[Extracted records]
===============

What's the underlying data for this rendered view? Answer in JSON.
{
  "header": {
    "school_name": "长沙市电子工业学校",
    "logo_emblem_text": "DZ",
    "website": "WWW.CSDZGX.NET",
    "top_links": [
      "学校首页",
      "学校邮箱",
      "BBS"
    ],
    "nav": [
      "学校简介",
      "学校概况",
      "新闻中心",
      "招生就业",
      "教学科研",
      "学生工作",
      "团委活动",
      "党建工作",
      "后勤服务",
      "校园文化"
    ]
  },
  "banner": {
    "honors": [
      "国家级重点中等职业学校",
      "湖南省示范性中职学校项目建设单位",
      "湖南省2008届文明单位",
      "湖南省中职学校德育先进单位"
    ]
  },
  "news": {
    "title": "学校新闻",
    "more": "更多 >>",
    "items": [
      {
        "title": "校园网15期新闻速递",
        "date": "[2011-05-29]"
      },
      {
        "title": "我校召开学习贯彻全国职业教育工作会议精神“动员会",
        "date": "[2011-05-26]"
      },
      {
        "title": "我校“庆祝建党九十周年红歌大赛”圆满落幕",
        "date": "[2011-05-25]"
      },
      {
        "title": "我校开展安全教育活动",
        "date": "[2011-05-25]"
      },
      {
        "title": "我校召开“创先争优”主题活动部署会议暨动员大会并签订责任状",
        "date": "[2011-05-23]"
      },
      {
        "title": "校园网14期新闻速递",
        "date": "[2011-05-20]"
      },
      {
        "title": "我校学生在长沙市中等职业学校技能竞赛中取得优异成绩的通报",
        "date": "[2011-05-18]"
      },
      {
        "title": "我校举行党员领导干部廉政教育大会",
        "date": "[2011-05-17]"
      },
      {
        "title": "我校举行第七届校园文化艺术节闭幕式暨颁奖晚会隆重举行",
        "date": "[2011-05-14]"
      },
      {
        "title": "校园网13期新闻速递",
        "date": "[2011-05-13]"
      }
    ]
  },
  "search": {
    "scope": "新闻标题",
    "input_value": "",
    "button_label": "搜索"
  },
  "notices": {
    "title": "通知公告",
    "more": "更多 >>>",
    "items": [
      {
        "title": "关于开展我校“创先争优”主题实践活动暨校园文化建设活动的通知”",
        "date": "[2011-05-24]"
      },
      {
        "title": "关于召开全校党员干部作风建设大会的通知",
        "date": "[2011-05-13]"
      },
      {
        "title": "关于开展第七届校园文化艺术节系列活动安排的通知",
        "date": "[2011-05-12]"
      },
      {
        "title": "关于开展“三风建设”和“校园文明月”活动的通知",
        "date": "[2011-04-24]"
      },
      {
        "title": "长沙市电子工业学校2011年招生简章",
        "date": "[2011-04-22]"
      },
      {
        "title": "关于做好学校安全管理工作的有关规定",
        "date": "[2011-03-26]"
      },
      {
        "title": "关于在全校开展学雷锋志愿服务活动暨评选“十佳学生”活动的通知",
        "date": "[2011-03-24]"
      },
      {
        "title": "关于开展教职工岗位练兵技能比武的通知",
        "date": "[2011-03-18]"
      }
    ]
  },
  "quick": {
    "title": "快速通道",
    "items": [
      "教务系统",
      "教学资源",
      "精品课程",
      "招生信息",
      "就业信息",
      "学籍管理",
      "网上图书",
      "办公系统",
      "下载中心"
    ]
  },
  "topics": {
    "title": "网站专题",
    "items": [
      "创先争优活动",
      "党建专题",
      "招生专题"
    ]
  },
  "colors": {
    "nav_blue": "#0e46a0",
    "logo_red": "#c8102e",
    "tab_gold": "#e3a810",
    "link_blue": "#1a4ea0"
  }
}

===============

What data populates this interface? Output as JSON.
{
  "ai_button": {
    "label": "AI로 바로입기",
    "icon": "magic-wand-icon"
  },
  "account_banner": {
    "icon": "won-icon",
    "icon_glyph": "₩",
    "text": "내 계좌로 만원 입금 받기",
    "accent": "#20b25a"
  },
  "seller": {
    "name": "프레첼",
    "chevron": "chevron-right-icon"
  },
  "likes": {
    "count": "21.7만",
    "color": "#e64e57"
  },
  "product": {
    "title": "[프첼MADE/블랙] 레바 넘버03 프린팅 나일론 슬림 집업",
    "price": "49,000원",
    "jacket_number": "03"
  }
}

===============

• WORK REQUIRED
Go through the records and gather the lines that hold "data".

• EXERCISE ANSWER
What's the underlying data for this rendered view? Answer in JSON.
What data populates this interface? Output as JSON.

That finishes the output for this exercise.